Inline attachments are sent as part of the email message itself (an attachment) and are also displayed in the body of the message (inline; as opposed to having to select the attachment to open it in its own window). You’ve likely used them before while composing messages yourself: in your email client (also known as a mail user agent or MUA; which may be your email provider’s web application), you can usually drag-and-drop images onto the message or use an “Insert Image” button to create an inline attachment.


There are 3 main advantages of inline attachments: privacy, resilience, and security.

Respect users’ privacy

In the privacy settings of almost every MUA, there is a toggle for automatically displaying external images; if disabled, it will instead offer the user the choice to do so when viewing individual messages. It’s categorized as a privacy setting because external images are fetched when a user views a message, which allows the host of that content to know exactly when the message was viewed, how many times it was viewed, the user’s approximate geolocation (via IP address), and information about the device on which it’s being viewed (via its user agent).

By using inline attachments, the user can trust that you’re not harvesting that information. They also don’t need to choose between viewing the full design of the message and protecting their privacy.


With external images, if your site (or, in rarer circumstances, your content delivery network) is experiencing an outage, users will not be able to view images in the email messages that you’ve sent. Inline attachments are immune to this.

External images also must be hosted forever in order for them to be viewable in old messages, meaning that you need to be cautious when deleting files from app/assets/images/ or ActiveStorage attachments. Inline attachments do not have this issue.

Security & reputation

With external images, a certain type of attack is possible: if your domain expires (or someone otherwise takes over your domain registration), someone else can easily register that domain and replace the images in emails you’ve already sent with something nefarious. All of a sudden, your images in messages from years ago that once showed your logo now show instructions for a phishing scam. Additionally, they can harvest your users’ information as described above.

Why not?

There are some reasons why you might want to use external images instead of inline attachments: message size, open tracking, and control.

Message size

Most email providers will reject an incoming message if it exceeds a certain size, often in the range of 20–50 MB. Inline attachments increase the size of the message, so it’s more necessary to ensure that the images’ file sizes aren’t very large.

However, even with external images, it’s polite to your users to be conscious of the file sizes anyway, so that they’re more usable on a slow internet connection or a limited data plan.

Open tracking

“Open tracking” is the harvesting of users’ information as described above. Many email marketing campaigns (for example) will utilize open tracking to measure their effectiveness. This can be accomplished by tracking or proxying requests for external images.

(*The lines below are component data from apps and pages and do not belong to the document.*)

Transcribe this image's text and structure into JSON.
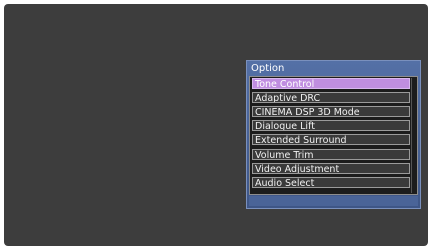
{
  "panel": {
    "title": "Option",
    "selected_index": 0,
    "items": [
      {
        "label": "Tone Control"
      },
      {
        "label": "Adaptive DRC"
      },
      {
        "label": "CINEMA DSP 3D Mode"
      },
      {
        "label": "Dialogue Lift"
      },
      {
        "label": "Extended Surround"
      },
      {
        "label": "Volume Trim"
      },
      {
        "label": "Video Adjustment"
      },
      {
        "label": "Audio Select"
      }
    ]
  },
  "colors": {
    "screen_background": "#3d3d3d",
    "panel_blue": "#4a6498",
    "selection_highlight": "#c08ee0"
  }
}
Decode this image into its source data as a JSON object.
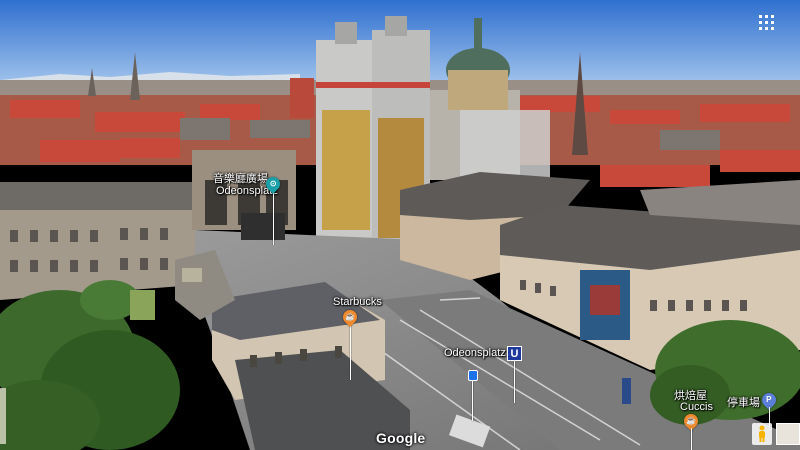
{
  "map": {
    "view": "3D satellite",
    "attribution_logo": "Google"
  },
  "labels": {
    "odeonsplatz_area_cjk": "音樂廳廣場",
    "odeonsplatz_area": "Odeonsplatz",
    "starbucks": "Starbucks",
    "ubahn_station": "Odeonsplatz",
    "ubahn_symbol": "U",
    "cafe_cjk": "烘焙屋",
    "cafe": "Cuccis",
    "parking_cjk": "停車場",
    "parking_symbol": "P"
  },
  "colors": {
    "sky": "#4f8fd8",
    "roof_red": "#c0503a",
    "road": "#8d8d8d",
    "pin_teal": "#1aa0a8",
    "pin_orange": "#f08a2c",
    "pin_parking": "#5b7fd6",
    "ubahn_blue": "#1f3a9c",
    "trees": "#3d6a2c"
  },
  "icons": [
    "apps-grid-icon",
    "pegman-icon",
    "transit-icon",
    "cafe-icon",
    "parking-icon",
    "tram-stop-icon"
  ]
}
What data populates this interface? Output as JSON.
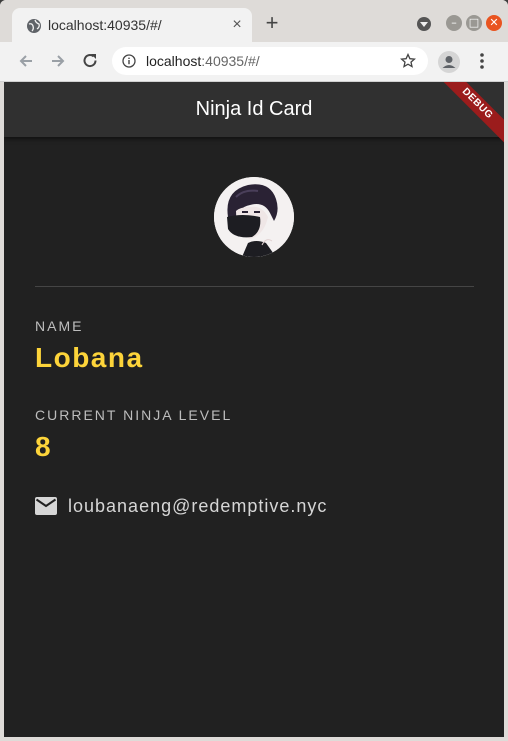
{
  "browser": {
    "tab_title": "localhost:40935/#/",
    "tab_close": "×",
    "new_tab": "+",
    "url_host": "localhost",
    "url_rest": ":40935/#/"
  },
  "app": {
    "title": "Ninja Id Card",
    "debug_banner": "DEBUG",
    "name_label": "NAME",
    "name_value": "Lobana",
    "level_label": "CURRENT NINJA LEVEL",
    "level_value": "8",
    "email": "loubanaeng@redemptive.nyc"
  },
  "colors": {
    "background": "#212121",
    "appbar": "#303030",
    "accent": "#fdd43a",
    "label": "#bdbdbd"
  },
  "icons": [
    "globe-icon",
    "back-icon",
    "forward-icon",
    "reload-icon",
    "info-icon",
    "star-icon",
    "account-icon",
    "menu-icon",
    "mail-icon"
  ]
}
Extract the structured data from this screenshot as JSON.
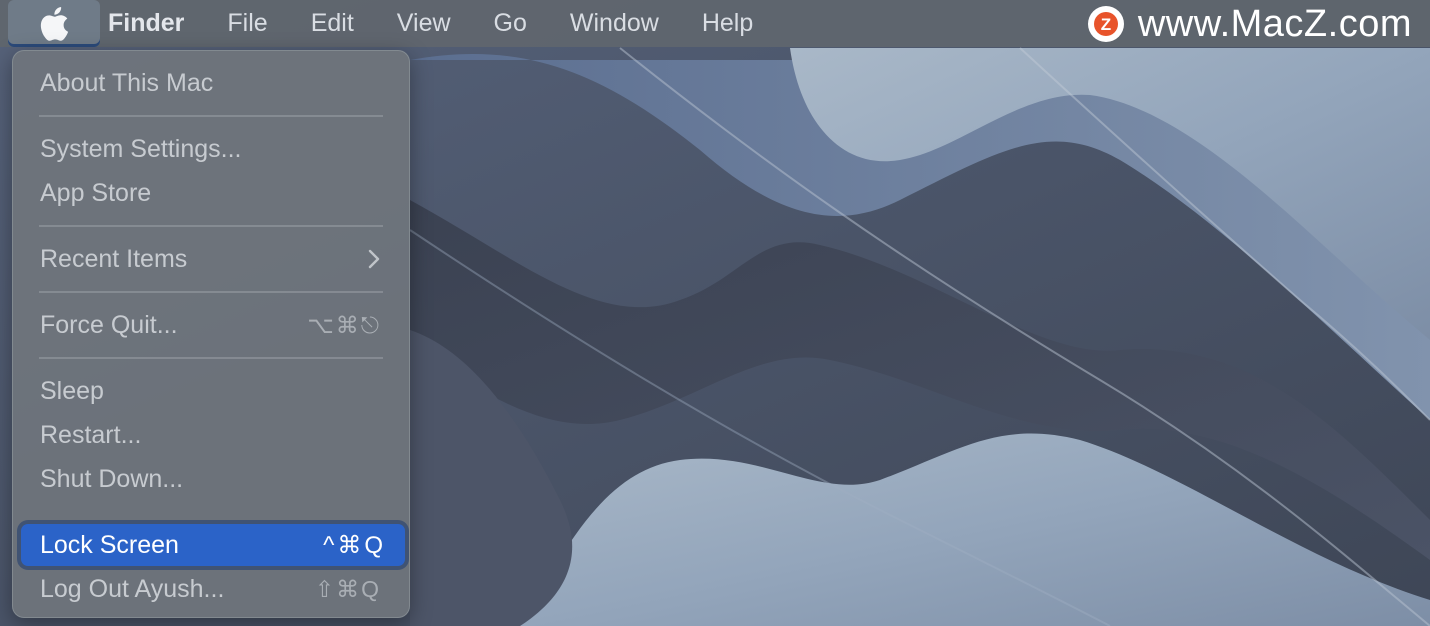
{
  "menubar": {
    "app_name": "Finder",
    "items": [
      "File",
      "Edit",
      "View",
      "Go",
      "Window",
      "Help"
    ]
  },
  "watermark": {
    "badge_letter": "Z",
    "text": "www.MacZ.com"
  },
  "apple_menu": {
    "about": "About This Mac",
    "system_settings": "System Settings...",
    "app_store": "App Store",
    "recent_items": "Recent Items",
    "force_quit": "Force Quit...",
    "force_quit_shortcut": "⌥⌘⎋",
    "sleep": "Sleep",
    "restart": "Restart...",
    "shut_down": "Shut Down...",
    "lock_screen": "Lock Screen",
    "lock_screen_shortcut": "^⌘Q",
    "log_out": "Log Out Ayush...",
    "log_out_shortcut": "⇧⌘Q"
  },
  "colors": {
    "highlight": "#2b63c8",
    "watermark_badge": "#e8542b"
  },
  "icons": {
    "apple": "apple-logo-icon",
    "submenu": "chevron-right-icon"
  }
}
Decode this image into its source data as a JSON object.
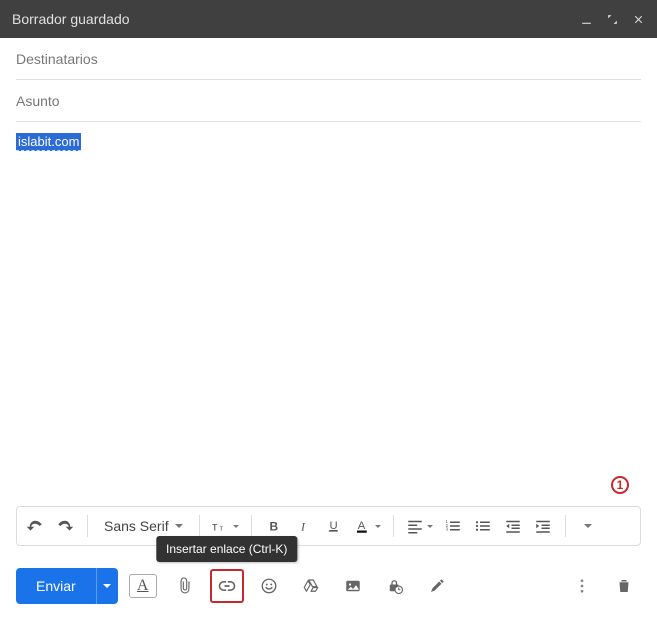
{
  "header": {
    "title": "Borrador guardado"
  },
  "fields": {
    "recipients_placeholder": "Destinatarios",
    "subject_placeholder": "Asunto"
  },
  "body": {
    "selected_link_text": "islabit.com"
  },
  "annotation": {
    "label": "1"
  },
  "format_toolbar": {
    "font": "Sans Serif"
  },
  "tooltip": {
    "insert_link": "Insertar enlace (Ctrl-K)"
  },
  "actions": {
    "send_label": "Enviar"
  }
}
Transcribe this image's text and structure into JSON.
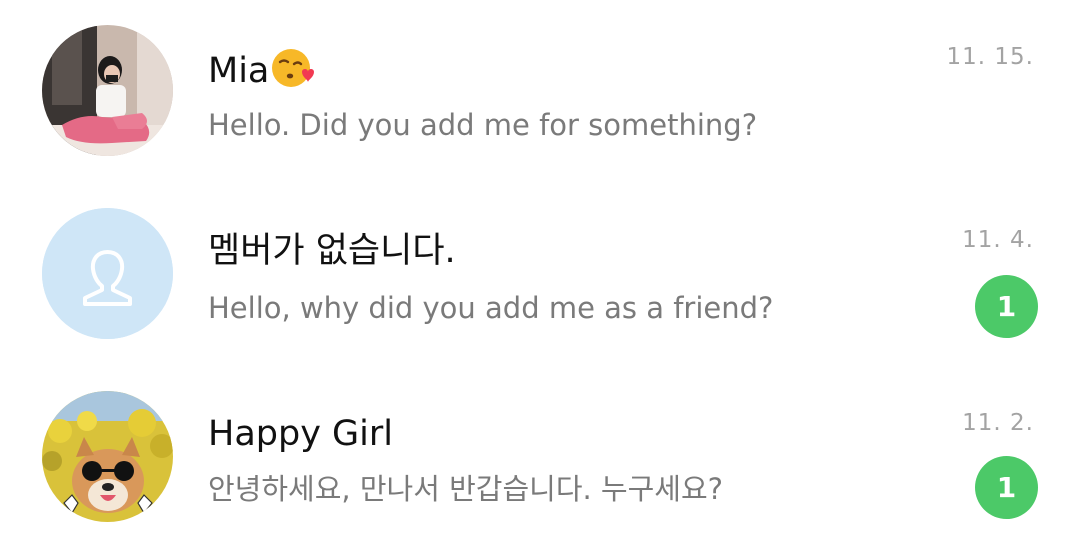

However, visible external images are not necessary for this; open-tracking services will almost always insert a “tracking pixel” (an invisible image within the email body, usually a 1×1 px transparent image) into the email body. By using inline attachments for visible content and an external image for a tracking pixel, users who have disabled external images in their MUAs can more easily protect their privacy. Of course, that requires those users to be informed of that setting and its rationale; the majority of users likely aren’t aware of it, and they may have an implicit expectation of privacy.


Perhaps you want the ability to make certain images inaccessible in the future or to replace them with different images; for example, you might want to display a countdown widget made possible by dynamically generating an animated image showing the days & hours remaining until an event.


The official Action Mailer guide contains instructions for creating inline attachments.

For images in app/assets/images/, read the file from disk in the mailer method:

class BillingMailer < ApplicationMailer
  def invoice
    # ⋮
    attachments.inline['logo.png'] = Rails.root.join('app', 'assets', 'images', 'logo.png').read
    # ⋮

For images hosted via Active Storage, read the file from storage in the mailer method:

class BillingMailer < ApplicationMailer
  def invoice
    # ⋮
    attachments.inline['avatar.png'] =
    # ⋮

Now that the image has been attached, display it in the view:

<%= image_tag(attachments['logo.png'].url), alt: 'Example Company logo' %>
<%= image_tag(attachments['avatar.png'].url), alt: "#{} avatar" %>